So, how do we make content creators understand what devices their content could possibly run on, is something we have to think a lot about. Over time, we’ll probably have to do runtime diagnostics to understand what experiences are actually performing in a reasonable way across different platforms , and then at some point maybe say, “Sorry, this experience can’t be entered into on this device, because you don’t have enough horsepower to have it function properly.
Whether it’s automated or hand curated in some form to basically say, “These are the experiences that you can run on a PC; here’s a subset of those you can run on an Oculus; and here’s another subset of that you can actually run on a Gear VR type of device”. That’s something we have to think through.
And on top of that, we’re trying to make sure we do what we can with automatic content optimisation and performance improvement stuff like automatic polygon reduction techniques to make content more performant across more devices. So we want to figure out how to educate the creators as much as possible about what they can expect about how their content can be consumed.
Clearly, the most users will have access to the least performant experiences. so you start with a Cardboard [device], then you go to a Gear VR. The more performant, the better the experience gets, the fewer the users you’re going to have that have access to that type of hardware.
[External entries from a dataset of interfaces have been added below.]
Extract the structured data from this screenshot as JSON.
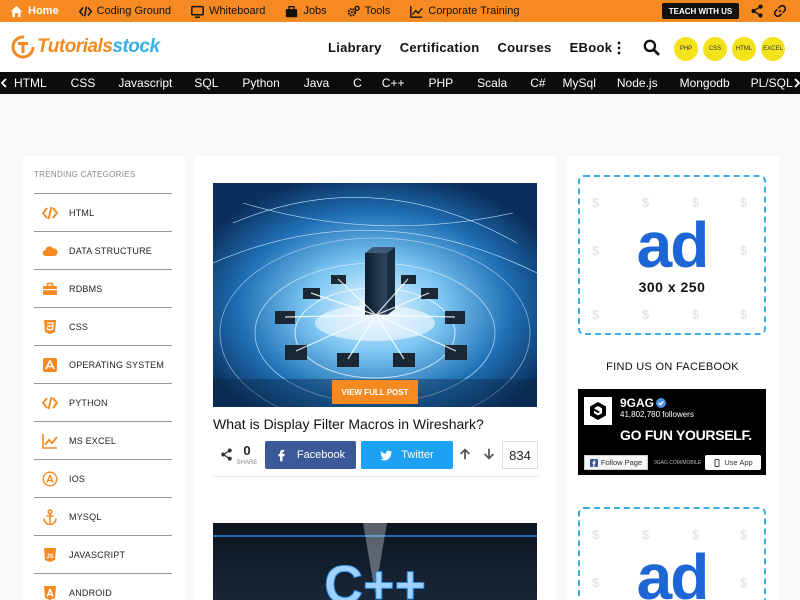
{
  "topbar": {
    "links": [
      "Home",
      "Coding Ground",
      "Whiteboard",
      "Jobs",
      "Tools",
      "Corporate Training"
    ],
    "teach_label": "TEACH WITH US"
  },
  "header": {
    "logo_main": "Tutorials",
    "logo_accent": "stock",
    "nav": [
      "Liabrary",
      "Certification",
      "Courses",
      "EBook"
    ],
    "quick_links": [
      "PHP",
      "CSS",
      "HTML",
      "EXCEL"
    ]
  },
  "category_bar": [
    "HTML",
    "CSS",
    "Javascript",
    "SQL",
    "Python",
    "Java",
    "C",
    "C++",
    "PHP",
    "Scala",
    "C#",
    "MySql",
    "Node.js",
    "Mongodb",
    "PL/SQL"
  ],
  "sidebar": {
    "title": "TRENDING CATEGORIES",
    "items": [
      {
        "label": "HTML",
        "icon": "code-icon"
      },
      {
        "label": "DATA STRUCTURE",
        "icon": "cloud-icon"
      },
      {
        "label": "RDBMS",
        "icon": "briefcase-icon"
      },
      {
        "label": "CSS",
        "icon": "css3-icon"
      },
      {
        "label": "OPERATING SYSTEM",
        "icon": "app-store-icon"
      },
      {
        "label": "PYTHON",
        "icon": "code-icon"
      },
      {
        "label": "MS EXCEL",
        "icon": "line-chart-icon"
      },
      {
        "label": "IOS",
        "icon": "app-store-circle-icon"
      },
      {
        "label": "MYSQL",
        "icon": "anchor-icon"
      },
      {
        "label": "JAVASCRIPT",
        "icon": "js-icon"
      },
      {
        "label": "ANDROID",
        "icon": "android-icon"
      }
    ]
  },
  "post": {
    "view_label": "VIEW FULL POST",
    "title": "What is Display Filter Macros in Wireshark?",
    "share_count": "0",
    "share_label": "SHARE",
    "facebook_label": "Facebook",
    "twitter_label": "Twitter",
    "vote_count": "834"
  },
  "post2": {
    "image_text": "C++"
  },
  "ads": {
    "word": "ad",
    "size": "300 x 250"
  },
  "facebook": {
    "heading": "FIND US ON FACEBOOK",
    "page_name": "9GAG",
    "followers": "41,802,780 followers",
    "slogan": "GO FUN YOURSELF.",
    "follow_label": "Follow Page",
    "site": "9GAG.COM/MOBILE",
    "use_app": "Use App"
  },
  "colors": {
    "brand_orange": "#f58a23",
    "brand_blue": "#3ab0e6",
    "facebook": "#3b5998",
    "twitter": "#1da1f2",
    "quick_link_yellow": "#f4e31a",
    "ad_blue": "#1d66d4"
  }
}
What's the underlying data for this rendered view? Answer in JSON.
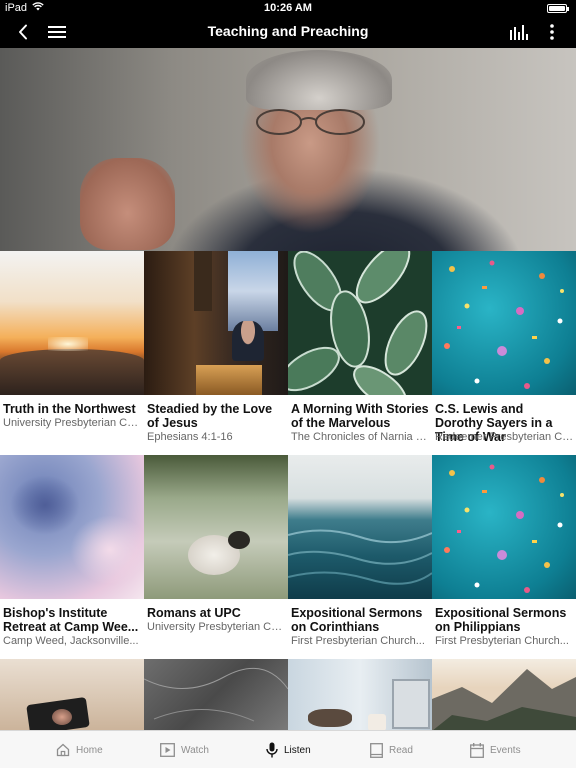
{
  "statusbar": {
    "device": "iPad",
    "time": "10:26 AM"
  },
  "header": {
    "title": "Teaching and Preaching"
  },
  "rows": [
    [
      {
        "title": "Truth in the Northwest",
        "subtitle": "University Presbyterian Ch..."
      },
      {
        "title": "Steadied by the Love of Jesus",
        "subtitle": "Ephesians 4:1-16"
      },
      {
        "title": "A Morning With Stories of the Marvelous",
        "subtitle": "The Chronicles of Narnia a..."
      },
      {
        "title": "C.S. Lewis and Dorothy Sayers in a Time of War",
        "subtitle": "Redeemer Presbyterian Ch..."
      }
    ],
    [
      {
        "title": "Bishop's Institute Retreat at Camp Wee...",
        "subtitle": "Camp Weed, Jacksonville..."
      },
      {
        "title": "Romans at UPC",
        "subtitle": "University Presbyterian Ch..."
      },
      {
        "title": "Expositional Sermons on Corinthians",
        "subtitle": "First Presbyterian Church..."
      },
      {
        "title": "Expositional Sermons on Philippians",
        "subtitle": "First Presbyterian Church..."
      }
    ]
  ],
  "tabs": [
    {
      "label": "Home",
      "icon": "home-icon",
      "active": false
    },
    {
      "label": "Watch",
      "icon": "play-icon",
      "active": false
    },
    {
      "label": "Listen",
      "icon": "microphone-icon",
      "active": true
    },
    {
      "label": "Read",
      "icon": "book-icon",
      "active": false
    },
    {
      "label": "Events",
      "icon": "calendar-icon",
      "active": false
    }
  ],
  "colors": {
    "bar": "#000000",
    "tab_bg": "#f7f7f7",
    "tab_inactive": "#8e8e8e",
    "tab_active": "#111111"
  }
}
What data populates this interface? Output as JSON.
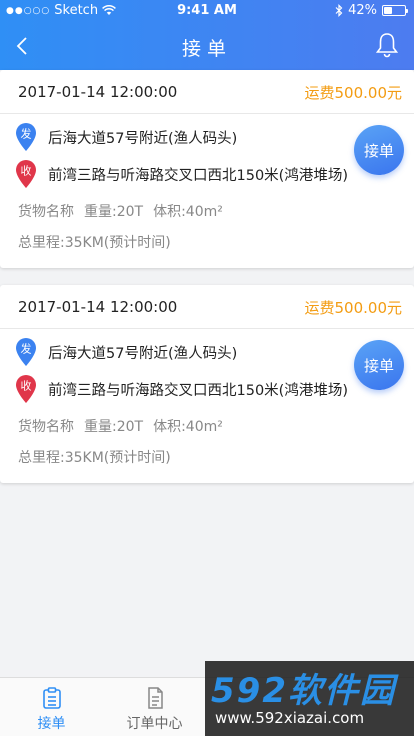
{
  "status_bar": {
    "carrier": "Sketch",
    "time": "9:41 AM",
    "battery": "42%",
    "battery_level": 0.42
  },
  "header": {
    "title": "接单"
  },
  "orders": [
    {
      "time": "2017-01-14 12:00:00",
      "fee": "运费500.00元",
      "from_badge": "发",
      "from": "后海大道57号附近(渔人码头)",
      "to_badge": "收",
      "to": "前湾三路与听海路交叉口西北150米(鸿港堆场)",
      "cargo": "货物名称",
      "weight": "重量:20T",
      "volume": "体积:40m²",
      "distance": "总里程:35KM(预计时间)",
      "accept_label": "接单"
    },
    {
      "time": "2017-01-14 12:00:00",
      "fee": "运费500.00元",
      "from_badge": "发",
      "from": "后海大道57号附近(渔人码头)",
      "to_badge": "收",
      "to": "前湾三路与听海路交叉口西北150米(鸿港堆场)",
      "cargo": "货物名称",
      "weight": "重量:20T",
      "volume": "体积:40m²",
      "distance": "总里程:35KM(预计时间)",
      "accept_label": "接单"
    }
  ],
  "tabbar": {
    "tabs": [
      {
        "label": "接单",
        "icon": "clipboard-icon"
      },
      {
        "label": "订单中心",
        "icon": "document-icon"
      }
    ]
  },
  "watermark": {
    "brand": "592软件园",
    "url": "www.592xiazai.com"
  },
  "colors": {
    "primary": "#2f8ff5",
    "fee": "#f39c12",
    "from_pin": "#3b82f0",
    "to_pin": "#e0364a"
  }
}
We would love to make sure that users can create really fun cool experiences that even people on Cardboard and Gear VR can consume. But at the same time, if you want to have a really rich experience, especially a social, multi-user, rich experience, I don’t expect too much of that to happen on a Gear VR. I think then you’ll be on PCs and Oculus type hardware to get that level of immersion.
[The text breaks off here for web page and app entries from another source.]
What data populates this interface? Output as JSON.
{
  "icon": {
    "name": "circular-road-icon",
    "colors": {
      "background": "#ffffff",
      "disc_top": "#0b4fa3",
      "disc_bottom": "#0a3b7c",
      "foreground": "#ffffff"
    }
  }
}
There’s a lot of other shortcoming too, with the mobile stuff not having proper tracking of where you are in 3D space, which sort-of forces you to create different types of experiences when you can’t have that instantaneous feedback of where you are positioned within 3D space like you can with an Oculus or a Vive or a Sony.
And it’s going to be over the next several years for VR hardware to reach a broad enough audience for that to be a primary use case for a lot of people. Which is why we make Sansar in such a way that you can consume it just as well on a PC or mobile as you can with VR hardware. And that’s going to be the case for quite a while, and some use cases will probably prefer to be done on a PC for quite a long time.
So I’m extremely bullish and extremely excited about VR hardware, but I’m also being quite realistic that it’s going to be many years before that is sort-of a huge market that you can address in a clean way. It’s going to be messy for a while, there’s no doubt. There’s going to be a lot of fragmentation with these companies, Google and Microsoft and Facebook. It’s probably just a matter of time before Apple comes out with something. It’s like the mess you have on mobile: Android, iOS.
At least there you’re just dealing with two, more-or-less; Microsoft is so far behind, you kind of focus on two kinds of platform. For VR, it’ll be quite a bit messier than that for a while before things shake out and we see who the winners will be that will capture a large audience and which ones will be the people on the edge who will never get a big audience.
- A means to create “fake” mirrors using water has been know for some time – see Zonja Capalini’s blog post on the subject from 2009. more recently, Zi Ree of the Firestorm team experimented with creating prim based mirrors in Second Life, and raised a feature request JIRA – STORM-2055. However, the approach was basic, and required user to run the viewer with the Advanced Lighting Model turned off, and was deemed by the Lab (and others) to be a technically expensive capability to implement (see the JIRA notes).